    Article  Google Scholar 

  15. 15.

    Im AR, Park Y, Sim JS, Zhang Z, Liu Z, Linhardt RJ, Kim YS: Glycosaminoglycans from earthworms ( Eisenia andrei ). Glycoconj J 2010, 27: 249–257. 10.1007/s10719-009-9273-6

    Article  Google Scholar 

  16. 16.

    Han L, Kim YS, Cho S, Park Y: Invertebrate water extracts as biocompatible reducing agents for the green synthesis of gold and silver nanoparticles. Nat Prod Commun 2013, 8: 1149–1152.

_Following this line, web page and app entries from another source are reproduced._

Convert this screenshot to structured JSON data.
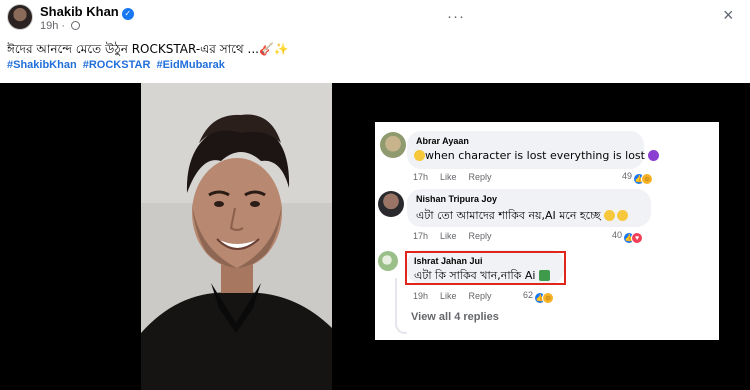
{
  "post": {
    "author": "Shakib Khan",
    "time": "19h",
    "text": "ঈদের আনন্দে মেতে উঠুন ROCKSTAR-এর সাথে ...",
    "text_emoji": "🎸✨",
    "hashtags": [
      "#ShakibKhan",
      "#ROCKSTAR",
      "#EidMubarak"
    ],
    "more_label": "···",
    "close_label": "×"
  },
  "comments": [
    {
      "name": "Abrar Ayaan",
      "text": "when character is lost everything is lost",
      "time": "17h",
      "like": "Like",
      "reply": "Reply",
      "count": "49"
    },
    {
      "name": "Nishan Tripura Joy",
      "text": "এটা তো আমাদের শাকিব নয়,AI মনে হচ্ছে",
      "time": "17h",
      "like": "Like",
      "reply": "Reply",
      "count": "40"
    },
    {
      "name": "Ishrat Jahan Jui",
      "text": "এটা কি সাকিব খান,নাকি Ai",
      "time": "19h",
      "like": "Like",
      "reply": "Reply",
      "count": "62"
    }
  ],
  "view_replies": "View all 4 replies",
  "colors": {
    "link": "#216fdb",
    "highlight": "#e0251b",
    "bubble": "#f0f2f5"
  }
}
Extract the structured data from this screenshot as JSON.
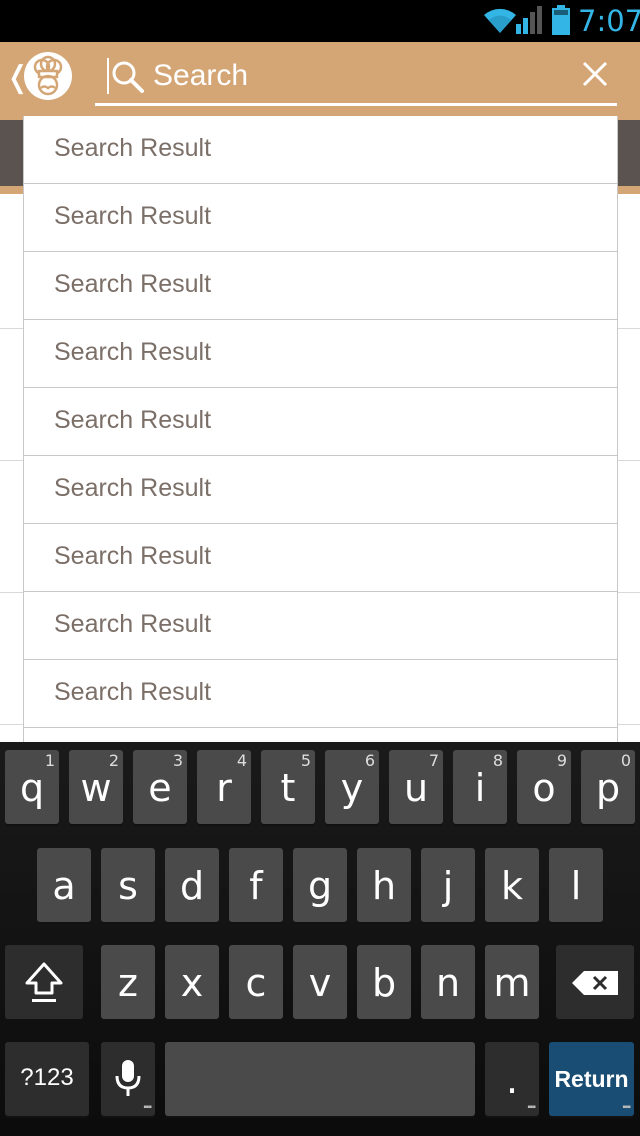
{
  "status_bar": {
    "time": "7:07",
    "accent_color": "#33b5e5"
  },
  "action_bar": {
    "background_color": "#d5a675",
    "back_glyph": "❬",
    "logo_icon": "chef-hat-logo-icon",
    "search_placeholder": "Search",
    "search_icon": "search-icon",
    "clear_icon": "close-icon"
  },
  "search_results": [
    "Search Result",
    "Search Result",
    "Search Result",
    "Search Result",
    "Search Result",
    "Search Result",
    "Search Result",
    "Search Result",
    "Search Result"
  ],
  "keyboard": {
    "row1": [
      {
        "ch": "q",
        "hint": "1"
      },
      {
        "ch": "w",
        "hint": "2"
      },
      {
        "ch": "e",
        "hint": "3"
      },
      {
        "ch": "r",
        "hint": "4"
      },
      {
        "ch": "t",
        "hint": "5"
      },
      {
        "ch": "y",
        "hint": "6"
      },
      {
        "ch": "u",
        "hint": "7"
      },
      {
        "ch": "i",
        "hint": "8"
      },
      {
        "ch": "o",
        "hint": "9"
      },
      {
        "ch": "p",
        "hint": "0"
      }
    ],
    "row2": [
      "a",
      "s",
      "d",
      "f",
      "g",
      "h",
      "j",
      "k",
      "l"
    ],
    "row3": [
      "z",
      "x",
      "c",
      "v",
      "b",
      "n",
      "m"
    ],
    "shift_icon": "shift-icon",
    "backspace_icon": "backspace-icon",
    "symbols_label": "?123",
    "mic_icon": "microphone-icon",
    "space_label": "",
    "period_label": ".",
    "return_label": "Return"
  }
}
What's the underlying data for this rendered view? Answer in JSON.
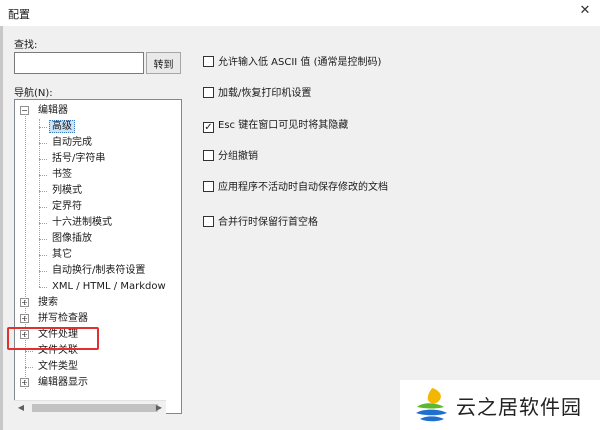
{
  "window": {
    "title": "配置",
    "close_glyph": "✕"
  },
  "search": {
    "label": "查找:",
    "value": "",
    "goto_label": "转到"
  },
  "nav": {
    "label": "导航(N):",
    "tree": [
      {
        "label": "编辑器",
        "expander": "−"
      },
      {
        "label": "高级"
      },
      {
        "label": "自动完成"
      },
      {
        "label": "括号/字符串"
      },
      {
        "label": "书签"
      },
      {
        "label": "列模式"
      },
      {
        "label": "定界符"
      },
      {
        "label": "十六进制模式"
      },
      {
        "label": "图像插放"
      },
      {
        "label": "其它"
      },
      {
        "label": "自动换行/制表符设置"
      },
      {
        "label": "XML / HTML / Markdow"
      },
      {
        "label": "搜索",
        "expander": "+"
      },
      {
        "label": "拼写检查器",
        "expander": "+"
      },
      {
        "label": "文件处理",
        "expander": "+"
      },
      {
        "label": "文件关联"
      },
      {
        "label": "文件类型"
      },
      {
        "label": "编辑器显示",
        "expander": "+"
      }
    ],
    "selected_index": 1,
    "scroll_up_glyph": "▲",
    "scroll_down_glyph": "▼",
    "scroll_left_glyph": "◀",
    "scroll_right_glyph": "▶"
  },
  "options": [
    {
      "label": "允许输入低 ASCII 值 (通常是控制码)",
      "checked": false
    },
    {
      "label": "加载/恢复打印机设置",
      "checked": false
    },
    {
      "label": "Esc 键在窗口可见时将其隐藏",
      "checked": true
    },
    {
      "label": "分组撤销",
      "checked": false
    },
    {
      "label": "应用程序不活动时自动保存修改的文档",
      "checked": false
    },
    {
      "label": "合并行时保留行首空格",
      "checked": false
    }
  ],
  "check_glyph": "✓",
  "watermark": {
    "text": "云之居软件园"
  },
  "colors": {
    "highlight": "#e03030",
    "selection": "#cce4f7",
    "logo_blue": "#1f6fd0",
    "logo_green": "#5cb82e",
    "logo_yellow": "#f2b705"
  }
}
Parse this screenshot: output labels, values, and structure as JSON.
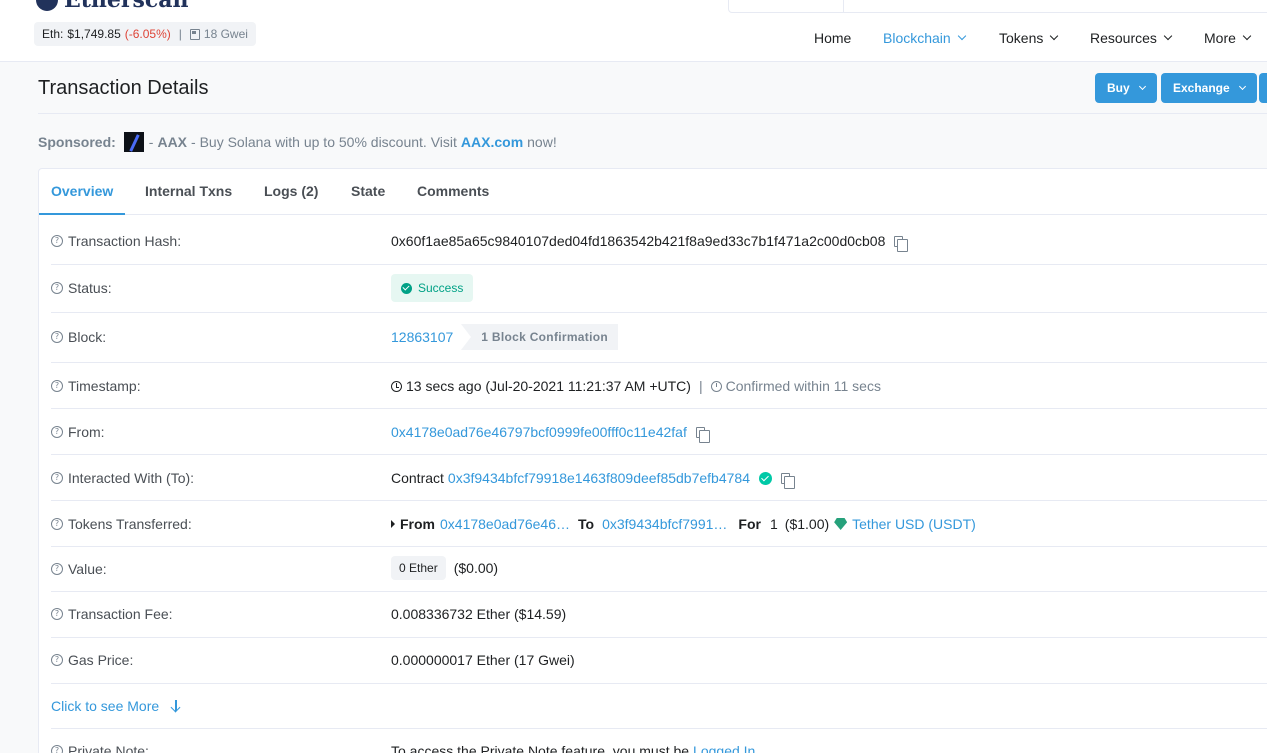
{
  "header": {
    "logo_text": "Etherscan",
    "eth_label": "Eth:",
    "eth_price": "$1,749.85",
    "eth_change": "(-6.05%)",
    "separator": "|",
    "gas": "18 Gwei",
    "nav": [
      {
        "label": "Home"
      },
      {
        "label": "Blockchain"
      },
      {
        "label": "Tokens"
      },
      {
        "label": "Resources"
      },
      {
        "label": "More"
      }
    ]
  },
  "page": {
    "title": "Transaction Details",
    "buttons": {
      "buy": "Buy",
      "exchange": "Exchange"
    }
  },
  "sponsored": {
    "label": "Sponsored:",
    "dash": "-",
    "brand": "AAX",
    "text": "- Buy Solana with up to 50% discount. Visit",
    "link": "AAX.com",
    "suffix": "now!"
  },
  "tabs": [
    {
      "label": "Overview"
    },
    {
      "label": "Internal Txns"
    },
    {
      "label": "Logs (2)"
    },
    {
      "label": "State"
    },
    {
      "label": "Comments"
    }
  ],
  "details": {
    "tx_hash": {
      "label": "Transaction Hash:",
      "value": "0x60f1ae85a65c9840107ded04fd1863542b421f8a9ed33c7b1f471a2c00d0cb08"
    },
    "status": {
      "label": "Status:",
      "value": "Success"
    },
    "block": {
      "label": "Block:",
      "value": "12863107",
      "confirmations": "1 Block Confirmation"
    },
    "timestamp": {
      "label": "Timestamp:",
      "value": "13 secs ago (Jul-20-2021 11:21:37 AM +UTC)",
      "separator": "|",
      "confirmed": "Confirmed within 11 secs"
    },
    "from": {
      "label": "From:",
      "value": "0x4178e0ad76e46797bcf0999fe00fff0c11e42faf"
    },
    "to": {
      "label": "Interacted With (To):",
      "prefix": "Contract",
      "value": "0x3f9434bfcf79918e1463f809deef85db7efb4784"
    },
    "tokens": {
      "label": "Tokens Transferred:",
      "from_label": "From",
      "from": "0x4178e0ad76e46…",
      "to_label": "To",
      "to": "0x3f9434bfcf7991…",
      "for_label": "For",
      "amount": "1",
      "usd": "($1.00)",
      "token": "Tether USD (USDT)"
    },
    "value": {
      "label": "Value:",
      "ether": "0 Ether",
      "usd": "($0.00)"
    },
    "fee": {
      "label": "Transaction Fee:",
      "value": "0.008336732 Ether ($14.59)"
    },
    "gas_price": {
      "label": "Gas Price:",
      "value": "0.000000017 Ether (17 Gwei)"
    },
    "see_more": "Click to see More",
    "private_note": {
      "label": "Private Note:",
      "text": "To access the Private Note feature, you must be",
      "link": "Logged In"
    }
  },
  "colors": {
    "accent": "#3498db",
    "success": "#00a186",
    "negative": "#de4437",
    "tether": "#26a17b"
  }
}
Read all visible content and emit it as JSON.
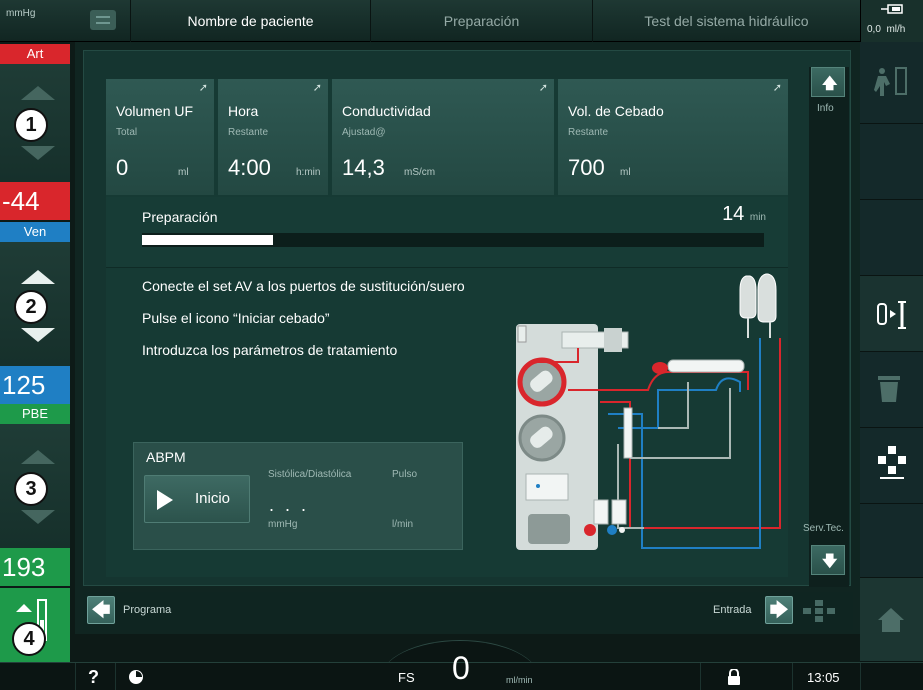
{
  "topbar": {
    "pressure_unit": "mmHg",
    "tabs": [
      {
        "label": "Nombre de paciente"
      },
      {
        "label": "Preparación"
      },
      {
        "label": "Test del sistema hidráulico"
      }
    ],
    "uf_rate": {
      "value": "0,0",
      "unit": "ml/h"
    }
  },
  "left": {
    "art_label": "Art",
    "art_value": "-44",
    "ven_label": "Ven",
    "ven_value": "125",
    "pbe_label": "PBE",
    "pbe_value": "193",
    "markers": [
      "1",
      "2",
      "3",
      "4"
    ]
  },
  "tiles": [
    {
      "title": "Volumen UF",
      "sub": "Total",
      "value": "0",
      "unit": "ml"
    },
    {
      "title": "Hora",
      "sub": "Restante",
      "value": "4:00",
      "unit": "h:min"
    },
    {
      "title": "Conductividad",
      "sub": "Ajustad@",
      "value": "14,3",
      "unit": "mS/cm"
    },
    {
      "title": "Vol. de Cebado",
      "sub": "Restante",
      "value": "700",
      "unit": "ml"
    }
  ],
  "progress": {
    "label": "Preparación",
    "remaining": "14",
    "remaining_unit": "min",
    "fraction": 0.21
  },
  "instructions": [
    "Conecte el set AV a los puertos de sustitución/suero",
    "Pulse el icono “Iniciar cebado”",
    "Introduzca los parámetros de tratamiento"
  ],
  "abpm": {
    "title": "ABPM",
    "start_label": "Inicio",
    "sys_dia_label": "Sistólica/Diastólica",
    "pulse_label": "Pulso",
    "value_placeholder": ". . .",
    "unit_mmhg": "mmHg",
    "unit_pulse": "l/min"
  },
  "rail": {
    "info_label": "Info",
    "service_label": "Serv.Tec."
  },
  "bottom_nav": {
    "back_label": "Programa",
    "next_label": "Entrada"
  },
  "status": {
    "help": "?",
    "fs_label": "FS",
    "fs_value": "0",
    "fs_unit": "ml/min",
    "time": "13:05"
  },
  "colors": {
    "art_red": "#d9262c",
    "ven_blue": "#1f7fc4",
    "pbe_green": "#1e9a4a",
    "accent_green": "#2f5953"
  },
  "icons": [
    "menu-icon",
    "pressure-unit",
    "uf-rate-icon",
    "up-arrow-icon",
    "down-arrow-icon",
    "patient-on-machine-icon",
    "connect-icon",
    "filter-icon",
    "settings-tree-icon",
    "home-icon",
    "help-icon",
    "clock-icon",
    "lock-icon",
    "left-arrow-icon",
    "right-arrow-icon"
  ]
}
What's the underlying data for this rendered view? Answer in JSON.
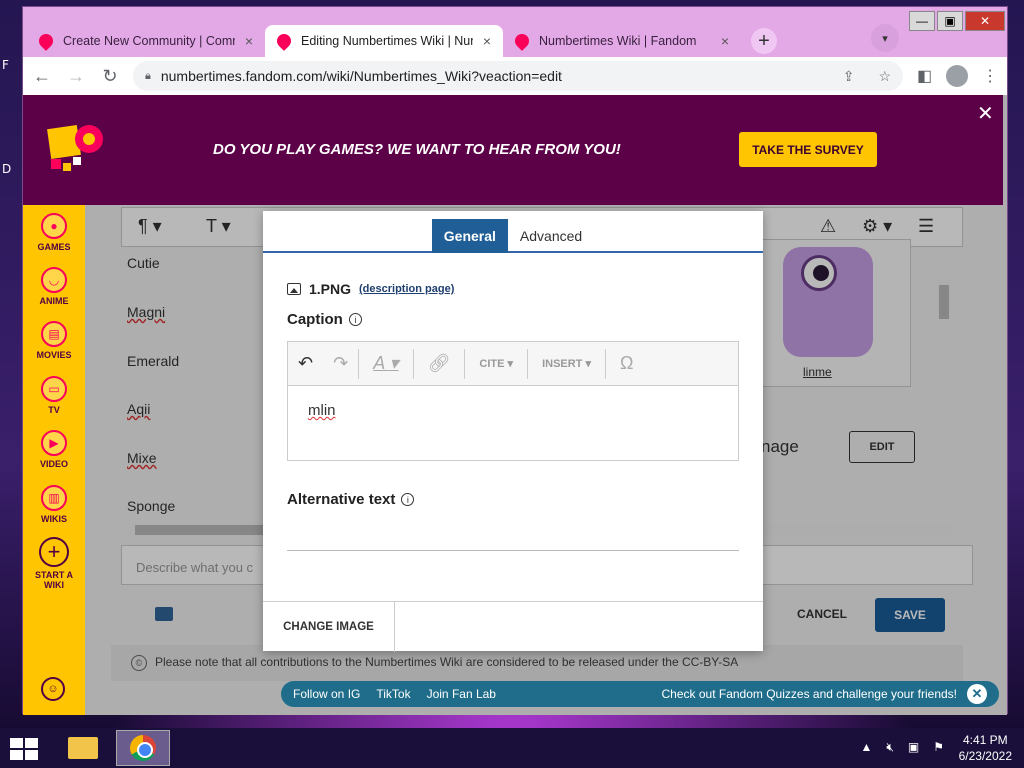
{
  "desktop": {
    "label1": "F",
    "label2": "D"
  },
  "browser": {
    "tabs": [
      {
        "title": "Create New Community | Comm",
        "close": "×",
        "active": false
      },
      {
        "title": "Editing Numbertimes Wiki | Num",
        "close": "×",
        "active": true
      },
      {
        "title": "Numbertimes Wiki | Fandom",
        "close": "×",
        "active": false
      }
    ],
    "new_tab": "+",
    "url": "numbertimes.fandom.com/wiki/Numbertimes_Wiki?veaction=edit",
    "nav": {
      "back": "←",
      "forward": "→",
      "reload": "↻"
    }
  },
  "survey_banner": {
    "text": "DO YOU PLAY GAMES? WE WANT TO HEAR FROM YOU!",
    "button": "TAKE THE SURVEY",
    "close": "✕"
  },
  "global_nav": {
    "items": [
      {
        "label": "GAMES",
        "icon": "gamepad-icon"
      },
      {
        "label": "ANIME",
        "icon": "anime-icon"
      },
      {
        "label": "MOVIES",
        "icon": "clapper-icon"
      },
      {
        "label": "TV",
        "icon": "tv-icon"
      },
      {
        "label": "VIDEO",
        "icon": "video-icon"
      },
      {
        "label": "WIKIS",
        "icon": "book-icon"
      }
    ],
    "start_wiki_line1": "START A",
    "start_wiki_line2": "WIKI"
  },
  "editor_bg": {
    "names": [
      "Cutie",
      "Magni",
      "Emerald",
      "Aqii",
      "Mixe",
      "Sponge"
    ],
    "image_caption": "linme",
    "image_label_fragment": "nage",
    "edit_button": "EDIT",
    "summary_placeholder": "Describe what you c",
    "cancel": "CANCEL",
    "save": "SAVE",
    "license": "Please note that all contributions to the Numbertimes Wiki are considered to be released under the CC-BY-SA"
  },
  "fan_bar": {
    "links": [
      "Follow on IG",
      "TikTok",
      "Join Fan Lab"
    ],
    "promo": "Check out Fandom Quizzes and challenge your friends!"
  },
  "dialog": {
    "tabs": [
      "General",
      "Advanced"
    ],
    "active_tab": "General",
    "file_name": "1.PNG",
    "description_link": "(description page)",
    "caption_label": "Caption",
    "caption_toolbar": {
      "cite": "CITE",
      "insert": "INSERT",
      "special": "Ω"
    },
    "caption_text": "mlin",
    "alt_label": "Alternative text",
    "change_image": "CHANGE IMAGE"
  },
  "taskbar": {
    "time": "4:41 PM",
    "date": "6/23/2022"
  }
}
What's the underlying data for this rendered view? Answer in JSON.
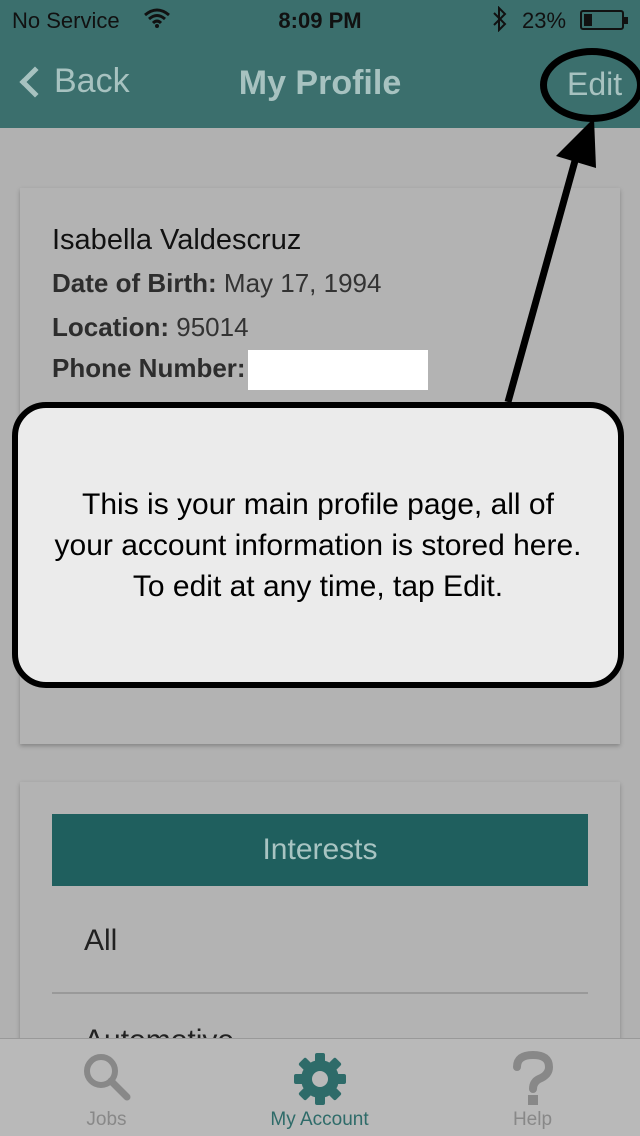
{
  "status_bar": {
    "carrier": "No Service",
    "time": "8:09 PM",
    "battery": "23%"
  },
  "nav": {
    "back": "Back",
    "title": "My Profile",
    "edit": "Edit"
  },
  "profile": {
    "name": "Isabella Valdescruz",
    "dob_label": "Date of Birth:",
    "dob": "May 17, 1994",
    "location_label": "Location:",
    "location": "95014",
    "phone_label": "Phone Number:"
  },
  "interests": {
    "header": "Interests",
    "items": [
      "All",
      "Automotive"
    ]
  },
  "tutorial": {
    "line1": "This is your main profile page, all of",
    "line2": "your account information is stored here.",
    "line3": "To edit at any time, tap Edit."
  },
  "tabs": [
    {
      "label": "Jobs",
      "icon": "search-icon"
    },
    {
      "label": "My Account",
      "icon": "gear-icon"
    },
    {
      "label": "Help",
      "icon": "question-icon"
    }
  ],
  "colors": {
    "header": "#3b6f6d",
    "accent": "#1f5f5e",
    "active_tab": "#2e6b69"
  }
}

    Google Scholar 

  17. 17.

    Kim HS, Jun SH, Koo YK, Cho S, Park Y: Green synthesis and nanotopography of heparin-reduced gold nanoparticles with enhanced anticoagulant activity. J Nanosci Nanotechnol 2013, 13: 2068–2076. 10.1166/jnn.2013.6906

    Article  Google Scholar 

  18. 18.

    Zhang YX, Zheng J, Gao G, Kong YF, Zhi X, Wang K, Zhang XQ, Cui da X: Biosynthesis of gold nanoparticles using chloroplasts. Int J Nanomedicine 2011, 6: 2899–2906.

    Article  Google Scholar 

  19. 19.

    Xia Y, Wan J, Gu Q: Silk fibroin fibers supported with high density of gold nanoparticles: fabrication and application as catalyst. Gold Bull 2011, 44: 171–176. 10.1007/s13404-011-0024-7

    Article  Google Scholar 

  20. 20.

    Murphy CJ, Sau TK, Gole AM, Orendorff CJ, Gao J, Gou L, Hunyadi SE, Li T: Anisotropic metal nanoparticles: synthesis, assembly, and optical applications. J Phys Chem B 2005, 109: 13857–13870. 10.1021/jp0516846

    Article  Google Scholar 

Download references


This work was supported by the National Research Foundation of Korea (NRF) grant funded by the Korean government: the Ministry of Education (NRF-2012R1A1A2042224) and the Ministry of Science, ICT & Future Planning (NRF-2010-18282).

Author information



Corresponding author

Correspondence to Youmie Park.

Additional information

Competing interests

The authors declare that they have no competing interests.

Authors’ contributions

HKK and SHJ performed the green synthesis of the EW-AuNPs. MJC, SHC, and YP characterized the EW-AuNPs. YKK performed the aPTT assay. SC and YP supervised the entire process and drafted the manuscript. All authors read and approved the final manuscript.

Authors’ original submitted files for images

Rights and permissions

Reprints and Permissions

About this article

Cite this article

Kim, H.K., Choi, M., Cha, S. et al. Earthworm extracts utilized in the green synthesis of gold nanoparticles capable of reinforcing the anticoagulant activities of heparin. Nanoscale Res Lett 8, 542 (2013).

Download citation


  • Green synthesis
  • Earthworm extracts
  • Invertebrate natural products
  • Gold nanoparticles
  • Anticoagulant activity